API RP 2023:2001 pdf download

API RP 2023:2001 pdf download

API RP 2023:2001 pdf download.Guide for Safe Storage and Handling of Heated Petroleum-Derived Asphalt Products and Crude-Oil Residua.
Before there is the possibility of a storage tank fire there must be a flammable mixture in the tank. Some actions to help prevent fires and explosions by controlling the vapor space in heated storage tanks are:
a. Ventilating to remove vapors and keep vapor space in the lean” range (for tanks with low volatility materials stored at least 50°F below their open cup flash point).
b. Venting limited to a single vent that is properly sized [see
API 20001.
c. Preventing restriction caused by condensed, solidified deposits building up in the vent.
d. Keeping gauge hatches closed during normal operation.
e. Regulating the storage temperature to keep the evolved vapors outside the flammable range (either too lean or too rich—see Appendix D3).
f. Careful control if lines are blown with air(see 6.4).
g. Careful control if using air for mixing (see 7.3).
h. Inert blanketing the vapor space o reduce oxygen content.
i. Temporarily inciting the vapor space with flue gas or another suitable medium when tanks are emptied at rates substantially above normal.
Ignition of hydrocarbon vapors is possible when the oxygen level is about ll%(by volume) or greater. To maintain a safety margin, SOLAS calls for a maximum of 8% (by volume) oxygen in inert blanketed tanks on board crude oil tankers.
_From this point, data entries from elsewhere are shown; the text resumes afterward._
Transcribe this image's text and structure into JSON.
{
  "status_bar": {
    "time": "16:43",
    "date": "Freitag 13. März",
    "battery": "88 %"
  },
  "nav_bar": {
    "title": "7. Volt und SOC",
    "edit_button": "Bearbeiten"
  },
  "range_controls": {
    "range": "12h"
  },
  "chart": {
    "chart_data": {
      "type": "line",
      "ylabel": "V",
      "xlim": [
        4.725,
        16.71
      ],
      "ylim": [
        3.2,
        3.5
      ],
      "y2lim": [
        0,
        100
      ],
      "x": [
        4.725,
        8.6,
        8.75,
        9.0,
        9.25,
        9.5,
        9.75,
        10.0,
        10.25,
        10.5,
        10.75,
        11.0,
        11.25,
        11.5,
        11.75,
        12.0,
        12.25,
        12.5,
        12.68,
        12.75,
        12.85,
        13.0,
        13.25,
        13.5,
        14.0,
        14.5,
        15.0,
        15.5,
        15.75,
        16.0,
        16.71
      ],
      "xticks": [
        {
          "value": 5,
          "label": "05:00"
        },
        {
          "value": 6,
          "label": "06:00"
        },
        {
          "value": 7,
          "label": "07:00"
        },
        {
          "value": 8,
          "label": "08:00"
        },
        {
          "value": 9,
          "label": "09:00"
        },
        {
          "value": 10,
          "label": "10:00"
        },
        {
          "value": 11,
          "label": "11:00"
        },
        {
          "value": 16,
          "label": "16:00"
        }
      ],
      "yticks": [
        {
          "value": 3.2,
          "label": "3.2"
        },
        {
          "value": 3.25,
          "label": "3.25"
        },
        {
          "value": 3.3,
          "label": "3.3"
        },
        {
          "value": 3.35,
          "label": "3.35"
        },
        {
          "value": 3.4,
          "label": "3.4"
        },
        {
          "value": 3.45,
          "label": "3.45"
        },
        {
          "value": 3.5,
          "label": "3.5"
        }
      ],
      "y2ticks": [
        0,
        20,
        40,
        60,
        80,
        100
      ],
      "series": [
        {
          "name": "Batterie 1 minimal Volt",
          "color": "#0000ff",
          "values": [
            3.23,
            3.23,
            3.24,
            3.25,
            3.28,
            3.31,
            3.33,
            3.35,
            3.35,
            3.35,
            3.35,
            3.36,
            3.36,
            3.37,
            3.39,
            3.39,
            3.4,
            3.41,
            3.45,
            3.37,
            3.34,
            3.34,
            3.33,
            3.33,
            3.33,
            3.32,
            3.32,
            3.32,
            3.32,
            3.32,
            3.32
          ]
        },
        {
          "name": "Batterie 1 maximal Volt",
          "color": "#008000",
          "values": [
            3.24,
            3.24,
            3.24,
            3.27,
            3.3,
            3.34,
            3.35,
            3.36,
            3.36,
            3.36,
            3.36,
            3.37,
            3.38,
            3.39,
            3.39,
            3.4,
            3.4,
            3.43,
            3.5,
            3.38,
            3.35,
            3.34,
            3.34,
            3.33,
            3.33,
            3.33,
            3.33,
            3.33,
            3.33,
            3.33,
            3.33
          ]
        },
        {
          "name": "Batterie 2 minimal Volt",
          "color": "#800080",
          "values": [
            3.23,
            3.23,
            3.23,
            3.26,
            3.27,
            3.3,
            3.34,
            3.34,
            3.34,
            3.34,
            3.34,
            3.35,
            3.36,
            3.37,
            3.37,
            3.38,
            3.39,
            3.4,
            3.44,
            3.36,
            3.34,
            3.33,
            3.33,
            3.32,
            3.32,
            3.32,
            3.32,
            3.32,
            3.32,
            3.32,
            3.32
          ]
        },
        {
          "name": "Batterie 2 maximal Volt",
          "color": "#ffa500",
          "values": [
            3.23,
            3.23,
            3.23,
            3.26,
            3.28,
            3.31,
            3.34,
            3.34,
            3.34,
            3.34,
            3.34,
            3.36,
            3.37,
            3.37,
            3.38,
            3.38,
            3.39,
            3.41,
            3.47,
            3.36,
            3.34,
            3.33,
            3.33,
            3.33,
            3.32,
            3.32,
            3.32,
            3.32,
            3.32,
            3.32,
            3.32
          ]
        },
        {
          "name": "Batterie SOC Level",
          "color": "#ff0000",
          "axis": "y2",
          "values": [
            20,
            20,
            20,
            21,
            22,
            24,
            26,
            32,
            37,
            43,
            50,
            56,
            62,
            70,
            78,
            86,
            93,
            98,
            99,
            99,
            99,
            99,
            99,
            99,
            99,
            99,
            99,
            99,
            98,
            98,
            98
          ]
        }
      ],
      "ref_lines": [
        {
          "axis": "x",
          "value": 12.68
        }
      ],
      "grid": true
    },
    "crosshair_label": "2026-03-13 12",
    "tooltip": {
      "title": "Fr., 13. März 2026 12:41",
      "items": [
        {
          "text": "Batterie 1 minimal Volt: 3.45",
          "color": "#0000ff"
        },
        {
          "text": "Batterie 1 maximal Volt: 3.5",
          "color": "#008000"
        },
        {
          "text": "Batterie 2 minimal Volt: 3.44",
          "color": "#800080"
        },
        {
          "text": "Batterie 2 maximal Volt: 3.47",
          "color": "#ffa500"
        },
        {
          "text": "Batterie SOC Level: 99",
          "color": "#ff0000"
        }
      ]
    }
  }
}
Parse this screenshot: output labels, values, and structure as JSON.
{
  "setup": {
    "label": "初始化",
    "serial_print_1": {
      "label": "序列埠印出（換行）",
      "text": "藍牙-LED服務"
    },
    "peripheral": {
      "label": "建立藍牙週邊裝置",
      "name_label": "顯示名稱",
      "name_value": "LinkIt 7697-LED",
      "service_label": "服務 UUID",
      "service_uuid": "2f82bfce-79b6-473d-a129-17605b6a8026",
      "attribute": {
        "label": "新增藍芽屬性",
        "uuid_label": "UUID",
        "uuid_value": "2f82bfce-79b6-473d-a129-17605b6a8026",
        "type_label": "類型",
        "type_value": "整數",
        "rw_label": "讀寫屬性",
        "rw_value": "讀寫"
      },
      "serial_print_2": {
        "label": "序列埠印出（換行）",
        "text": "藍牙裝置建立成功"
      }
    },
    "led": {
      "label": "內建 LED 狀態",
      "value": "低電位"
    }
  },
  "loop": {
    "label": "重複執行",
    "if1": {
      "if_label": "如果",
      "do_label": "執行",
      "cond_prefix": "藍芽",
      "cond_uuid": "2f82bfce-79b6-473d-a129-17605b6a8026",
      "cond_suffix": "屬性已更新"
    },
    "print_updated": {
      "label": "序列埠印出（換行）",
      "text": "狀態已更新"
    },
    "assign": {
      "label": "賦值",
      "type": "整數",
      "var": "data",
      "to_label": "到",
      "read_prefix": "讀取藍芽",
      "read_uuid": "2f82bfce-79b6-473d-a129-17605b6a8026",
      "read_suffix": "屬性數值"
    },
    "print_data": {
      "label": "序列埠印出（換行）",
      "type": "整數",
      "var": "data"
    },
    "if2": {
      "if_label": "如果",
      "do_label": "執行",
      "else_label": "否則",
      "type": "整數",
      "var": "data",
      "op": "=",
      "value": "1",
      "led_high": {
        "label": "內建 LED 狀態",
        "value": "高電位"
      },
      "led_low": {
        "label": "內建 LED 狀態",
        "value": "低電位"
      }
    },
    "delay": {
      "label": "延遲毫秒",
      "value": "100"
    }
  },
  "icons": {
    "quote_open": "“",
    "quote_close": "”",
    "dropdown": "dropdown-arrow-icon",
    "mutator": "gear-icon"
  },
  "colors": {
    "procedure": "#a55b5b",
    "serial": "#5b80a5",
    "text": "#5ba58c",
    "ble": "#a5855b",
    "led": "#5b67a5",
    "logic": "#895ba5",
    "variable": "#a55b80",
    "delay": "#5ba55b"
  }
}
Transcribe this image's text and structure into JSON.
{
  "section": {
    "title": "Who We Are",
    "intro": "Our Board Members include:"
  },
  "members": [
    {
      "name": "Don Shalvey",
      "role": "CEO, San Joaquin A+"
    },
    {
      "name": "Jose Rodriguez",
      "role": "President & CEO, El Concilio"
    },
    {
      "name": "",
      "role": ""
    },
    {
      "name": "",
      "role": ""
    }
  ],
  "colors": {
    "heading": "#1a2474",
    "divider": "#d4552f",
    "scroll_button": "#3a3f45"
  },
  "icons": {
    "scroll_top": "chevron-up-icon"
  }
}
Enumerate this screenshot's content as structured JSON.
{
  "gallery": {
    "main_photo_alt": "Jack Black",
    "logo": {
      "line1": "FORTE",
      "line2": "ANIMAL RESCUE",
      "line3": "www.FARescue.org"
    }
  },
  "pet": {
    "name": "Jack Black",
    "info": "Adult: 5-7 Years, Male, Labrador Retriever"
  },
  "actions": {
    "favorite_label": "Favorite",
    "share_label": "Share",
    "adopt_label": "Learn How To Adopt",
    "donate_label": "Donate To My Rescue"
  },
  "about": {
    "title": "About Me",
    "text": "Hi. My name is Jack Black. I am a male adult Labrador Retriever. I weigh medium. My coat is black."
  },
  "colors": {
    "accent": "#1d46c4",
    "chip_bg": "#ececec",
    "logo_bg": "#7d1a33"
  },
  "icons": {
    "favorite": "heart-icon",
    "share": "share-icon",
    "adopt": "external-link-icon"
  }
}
This is achieved using systems supplying inert gas with a maximum of 5% oxygen. Inert gas is lighter (lower molecular weight) than hydrocarbonair mixtures. If blanketing is used, the potential time effect” of the inerting technique should be recognized. If the inert gas is introduced near the top there can be stratification in the tank, with the heavier air/fuel mixture near the surface of the stored hydrocarbon. Diffusion and thermal currents will eventually provide dilution of the original atmosphere. If an empty tank is being inert blanketed this stratification effect can be used to advantage by venting the tank of HC vapors from the bottom with inert gas introduced near the top. This will tend to displace (instead of dilute) the heavier hydrocarbon/air mixture. Potemial personnel exposure and environmental issues should be addressed. Tanks which have been inert blanketed may require special procedures when being removed from service (see 612) because inerting can cause a buildup of pyrophonc iron sulfide.
Precautions against exposure to sources of ignition should be emphasized and observed. If ignition occurs inside a tank there may be an internal explosion. The resulting overpressure may cause the tanks roof to flu I and separate from the shell.